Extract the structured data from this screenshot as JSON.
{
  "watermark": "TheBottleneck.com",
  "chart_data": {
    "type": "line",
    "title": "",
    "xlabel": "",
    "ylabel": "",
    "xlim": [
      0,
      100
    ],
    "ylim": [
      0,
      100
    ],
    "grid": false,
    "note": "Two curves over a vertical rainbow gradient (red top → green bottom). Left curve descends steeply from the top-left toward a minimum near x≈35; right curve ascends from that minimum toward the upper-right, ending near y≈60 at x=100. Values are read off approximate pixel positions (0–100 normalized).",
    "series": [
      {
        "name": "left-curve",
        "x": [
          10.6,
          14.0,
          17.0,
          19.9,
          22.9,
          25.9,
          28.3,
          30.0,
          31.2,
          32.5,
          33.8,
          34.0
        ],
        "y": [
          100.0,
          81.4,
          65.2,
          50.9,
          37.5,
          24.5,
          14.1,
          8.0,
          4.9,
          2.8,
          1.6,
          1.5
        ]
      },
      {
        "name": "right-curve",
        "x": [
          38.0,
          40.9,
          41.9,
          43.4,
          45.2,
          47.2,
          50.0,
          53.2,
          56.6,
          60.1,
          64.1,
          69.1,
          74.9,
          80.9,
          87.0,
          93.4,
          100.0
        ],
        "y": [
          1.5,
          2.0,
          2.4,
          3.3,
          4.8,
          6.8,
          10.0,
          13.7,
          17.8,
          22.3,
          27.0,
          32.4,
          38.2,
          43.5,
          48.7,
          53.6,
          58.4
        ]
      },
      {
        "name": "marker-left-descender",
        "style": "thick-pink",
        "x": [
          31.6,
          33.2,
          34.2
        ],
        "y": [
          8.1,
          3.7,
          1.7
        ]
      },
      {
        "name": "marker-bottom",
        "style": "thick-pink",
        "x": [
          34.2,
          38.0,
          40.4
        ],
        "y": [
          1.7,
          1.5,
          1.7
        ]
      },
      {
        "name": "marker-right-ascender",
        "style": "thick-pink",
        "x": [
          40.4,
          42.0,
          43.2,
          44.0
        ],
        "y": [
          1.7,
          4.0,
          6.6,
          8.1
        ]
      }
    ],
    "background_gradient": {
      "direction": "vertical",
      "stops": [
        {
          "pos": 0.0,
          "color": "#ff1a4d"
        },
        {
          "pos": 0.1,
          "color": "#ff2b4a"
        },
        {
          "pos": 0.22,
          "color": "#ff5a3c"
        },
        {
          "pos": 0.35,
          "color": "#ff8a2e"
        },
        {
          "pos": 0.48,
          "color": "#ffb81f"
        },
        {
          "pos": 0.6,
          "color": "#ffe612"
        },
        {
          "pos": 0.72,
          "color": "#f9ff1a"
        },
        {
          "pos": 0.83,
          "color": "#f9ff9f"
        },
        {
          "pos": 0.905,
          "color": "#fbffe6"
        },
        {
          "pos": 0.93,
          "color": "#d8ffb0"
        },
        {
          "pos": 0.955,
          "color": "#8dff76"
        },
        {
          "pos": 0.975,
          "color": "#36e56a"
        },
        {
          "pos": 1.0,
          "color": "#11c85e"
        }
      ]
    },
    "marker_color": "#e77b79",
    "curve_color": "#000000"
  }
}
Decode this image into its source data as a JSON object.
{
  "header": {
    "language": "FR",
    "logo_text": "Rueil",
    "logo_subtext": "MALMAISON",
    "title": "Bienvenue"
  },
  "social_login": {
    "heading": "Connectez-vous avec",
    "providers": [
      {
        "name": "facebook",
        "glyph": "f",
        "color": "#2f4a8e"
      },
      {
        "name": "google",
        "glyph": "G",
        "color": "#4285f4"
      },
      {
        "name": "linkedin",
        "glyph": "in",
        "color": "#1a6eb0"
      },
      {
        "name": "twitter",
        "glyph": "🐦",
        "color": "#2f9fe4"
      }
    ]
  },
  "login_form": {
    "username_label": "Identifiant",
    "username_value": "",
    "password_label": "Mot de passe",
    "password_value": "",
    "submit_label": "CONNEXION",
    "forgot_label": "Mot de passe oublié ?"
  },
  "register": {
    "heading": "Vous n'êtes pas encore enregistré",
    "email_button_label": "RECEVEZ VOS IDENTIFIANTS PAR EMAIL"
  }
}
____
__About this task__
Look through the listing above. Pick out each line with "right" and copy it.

__Written answer__
    "note": "Two curves over a vertical rainbow gradient (red top → green bottom). Left curve descends steeply from the top-left toward a minimum near x≈35; right curve ascends from that minimum toward the upper-right, ending near y≈60 at x=100. Values are read off approximate pixel positions (0–100 normalized).",
        "name": "right-curve",
        "name": "marker-right-ascender",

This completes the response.